It is also interesting that after Annie Hall (1977) Woody Allen betrays WindsorInteriors (1978) titles are set in a News Gothic-ish sans serif—only to return to it for Mahattan in 1979.

Down to business

So I dug up my movies (okay, most of them are borrowed, while Stardust Memories, September, Another Woman, Crimes and Misdemeanors, Alice and Shadows and Fog screenshots are from Scott Steffens' Contact Sheet) and took some screenshots where the titles complied to the consistency rule of one line Windsor-EF Elongated on black background. Where the title didn't comply I mentioned that in bold text.

Woody Allen's filmography, as referenced by IMDB:

1. What's Up, Tiger Lily? (1966)—doesn't comply;
2. Take the Money and Run (1969)—doesn't comply;
3. Men of Crisis: The Harvey Wallinger Story (1971) (TV);
4. Bananas (1971)—doesn't comply;
5. Everything You Always Wanted to Know About Sex* But Were Afraid to Ask (1972)—doesn't comply;
6. Sleeper (1973)—doesn't comply;
7. Love and Death (1975)—doesn't comply;
8. Annie Hall (1977):


9. Interiors (1978)—doesn't comply;
10. Manhattan (1979)—doesn't have an opening title (except the famous monologue and a "Manhattan" neon building signage) but its closing credits comply to the rule:


11. Stardust Memories (1980):


12. A Midsummer Night's Sex Comedy (1982):


13. Zelig (1983):


14. Broadway Danny Rose (1984);
15. The Purple Rose of Cairo (1985):


16. Hannah and Her Sisters (1986);
17. Radio Days (1987);
18. September (1987):


19. Another Woman (1988):

[%(caps)Woody Allen%], Another Woman (1988), screen capture

20. New York Stories (1989) (segment "Oedipus Wrecks"):


21. Crimes and Misdemeanors (1989):


22. Alice (1990):


23. Shadows and Fog (1992):


24. Husbands and Wives (1992);
25. Manhattan Murder Mystery (1993):


26. Bullets Over Broadway (1994);
27. Don't Drink the Water (1994) (TV);
28. Mighty Aphrodite (1995)—it's interesting that this one is the only title I found set on two lines (the rest are one-liners):


29. Everyone Says I Love You (1996):


30. Deconstructing Harry (1997):


31. Celebrity (1998):


32. Sweet and Lowdown (1999);
33. Small Time Crooks (2000):


34. The Curse of the Jade Scorpion (2001);
35. Sounds from a Town I Love (2001) (TV);
36. The Concert for New York City (2001) (TV) (segment "Sounds from the Town I Love");
37. Hollywood Ending (2002);
38. Anything Else (2003):


39. Melinda and Melinda (2004):


40. Match Point (2005):


41. Scoop (2006):


42. Cassandra's Dream (2007);
43. Vicky Cristina Barcelona (2008) (in post-production).

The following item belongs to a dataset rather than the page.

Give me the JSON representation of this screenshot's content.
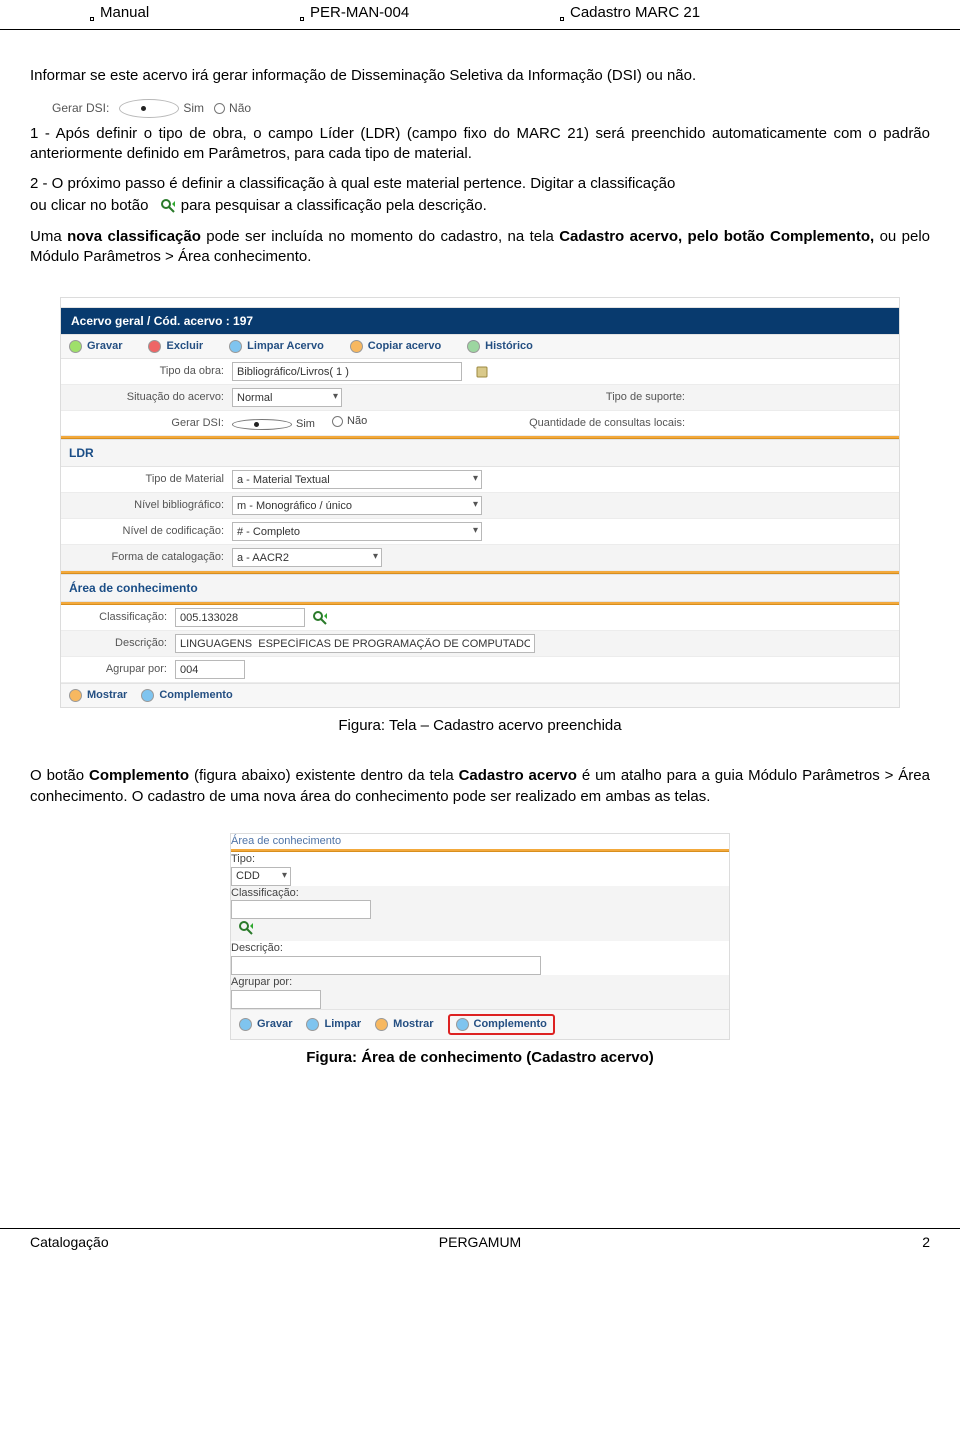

Truth is, I don't know whether this is a Kubrick-eque case of typographic fetish4 or if Woody Allen built a visual identity in order to brand his products.


As you can see, the are a few titles left without a confirming screenshot. If you happen o have (or have access to) the respective movies, please submit the missing screenshots (along with your name and URL if you don't want to remain anonymous).

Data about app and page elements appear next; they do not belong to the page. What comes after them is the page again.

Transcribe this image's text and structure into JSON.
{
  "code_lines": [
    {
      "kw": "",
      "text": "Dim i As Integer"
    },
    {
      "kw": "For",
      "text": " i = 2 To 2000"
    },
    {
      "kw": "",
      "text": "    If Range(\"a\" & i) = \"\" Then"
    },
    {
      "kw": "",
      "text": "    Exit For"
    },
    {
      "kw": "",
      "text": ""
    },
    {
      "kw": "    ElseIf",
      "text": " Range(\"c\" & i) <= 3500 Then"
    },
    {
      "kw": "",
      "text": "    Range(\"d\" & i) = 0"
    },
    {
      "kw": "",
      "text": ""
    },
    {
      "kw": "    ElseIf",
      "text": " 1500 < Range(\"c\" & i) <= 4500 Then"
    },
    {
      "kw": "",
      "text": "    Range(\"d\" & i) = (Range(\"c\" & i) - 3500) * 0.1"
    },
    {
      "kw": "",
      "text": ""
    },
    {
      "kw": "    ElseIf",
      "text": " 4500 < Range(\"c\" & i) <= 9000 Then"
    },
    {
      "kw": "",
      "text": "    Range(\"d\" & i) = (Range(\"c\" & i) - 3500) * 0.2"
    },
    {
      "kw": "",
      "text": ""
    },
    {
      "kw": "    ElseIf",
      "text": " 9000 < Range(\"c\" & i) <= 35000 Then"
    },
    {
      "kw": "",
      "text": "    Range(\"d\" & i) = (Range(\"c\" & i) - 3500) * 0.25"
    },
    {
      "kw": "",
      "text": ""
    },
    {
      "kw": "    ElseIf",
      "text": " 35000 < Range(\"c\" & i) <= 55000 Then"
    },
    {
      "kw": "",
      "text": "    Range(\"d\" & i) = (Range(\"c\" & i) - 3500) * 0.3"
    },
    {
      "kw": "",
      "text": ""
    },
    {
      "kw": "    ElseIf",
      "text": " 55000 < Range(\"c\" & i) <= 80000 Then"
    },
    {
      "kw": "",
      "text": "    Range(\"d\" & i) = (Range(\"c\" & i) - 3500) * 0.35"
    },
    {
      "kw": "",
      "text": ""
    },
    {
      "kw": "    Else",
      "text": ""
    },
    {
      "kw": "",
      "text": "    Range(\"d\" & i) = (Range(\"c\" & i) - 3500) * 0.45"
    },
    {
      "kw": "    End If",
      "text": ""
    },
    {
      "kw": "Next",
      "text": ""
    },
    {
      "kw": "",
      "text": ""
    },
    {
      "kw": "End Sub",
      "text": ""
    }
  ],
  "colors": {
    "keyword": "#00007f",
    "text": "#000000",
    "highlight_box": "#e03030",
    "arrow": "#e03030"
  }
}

1 See Trajan is the Movie Font, a satire on Trajan clueless overuse in cinematic typography.

2 From Manhattan (1979) opening monologue: "Chapter one. He was as tough and romantic as the city he loved. Behind his black-rimmed glasses was the coiled sexual power of a jungle cat.—I love this.—New York was his town and it always would be."

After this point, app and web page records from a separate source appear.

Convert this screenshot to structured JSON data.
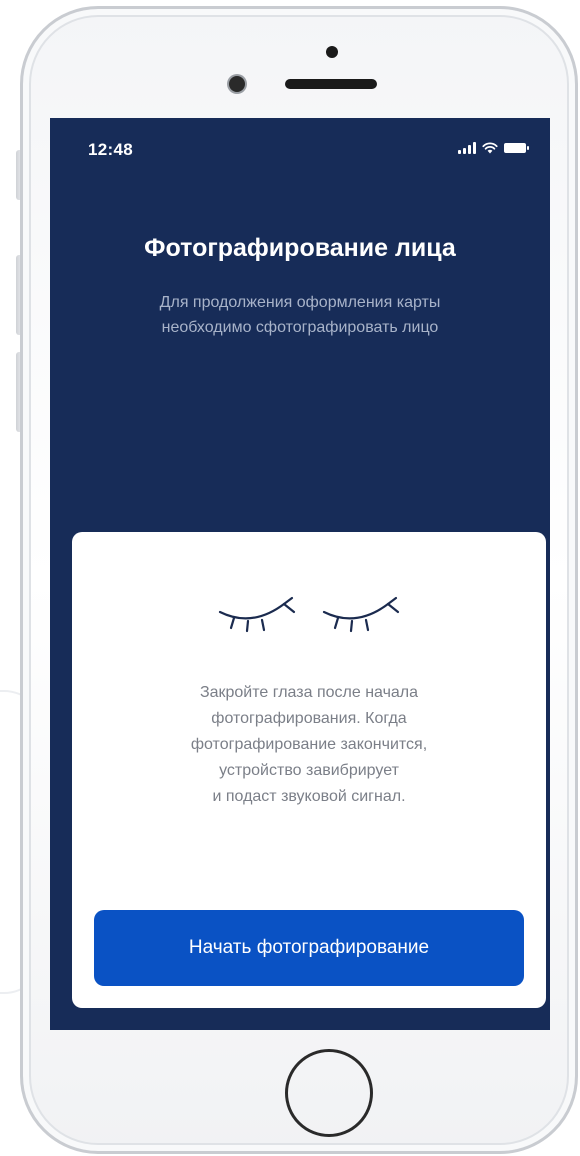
{
  "status_bar": {
    "time": "12:48",
    "icons": [
      "signal-icon",
      "wifi-icon",
      "battery-icon"
    ]
  },
  "screen": {
    "title": "Фотографирование лица",
    "subtitle": "Для продолжения оформления карты необходимо сфотографировать лицо"
  },
  "card": {
    "illustration": "closed-eyes-icon",
    "instruction": "Закройте глаза после начала\nфотографирования. Когда\nфотографирование закончится,\nустройство завибрирует\nи подаст звуковой сигнал.",
    "button_label": "Начать фотографирование"
  },
  "colors": {
    "screen_background": "#172c58",
    "button_background": "#0a52c4",
    "card_background": "#ffffff",
    "subtitle_text": "#a8b3c9",
    "body_text": "#7b7f88"
  }
}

3 Wikipedia page on Windsor specifies: "Windsor is an old style serif display typeface created in 1905 by Eleisha Pechey. Besides the basic font it is also available in two other styles, Light and Roman. Various foundries introduced minor variations so that today there are versions by Linotype, Elsner+Flake, URW+++, Mecanorma and Stephenson Blake."

4 "Futura Extra Bold was Stanley's favourite typeface. It's sans serif. He liked Helvetica and Univers, too. Clean and elegant." Citizen Kubrick, The Guardian, Saturday March 27, 2004.

December 5, 2007

Slow and furious

 Dsc0011 440 P-1

Date: last night. Muscle: Volvo S60. Distance: 500 meters. Time: 50 minutes. Whoa, it might've been a new record, I don't know.

The rain was poring, so this time nobody abandoned cars on the boulevard, like in the good old summer times. The resemblance with the static shots from The Road to Hell video was uncanny.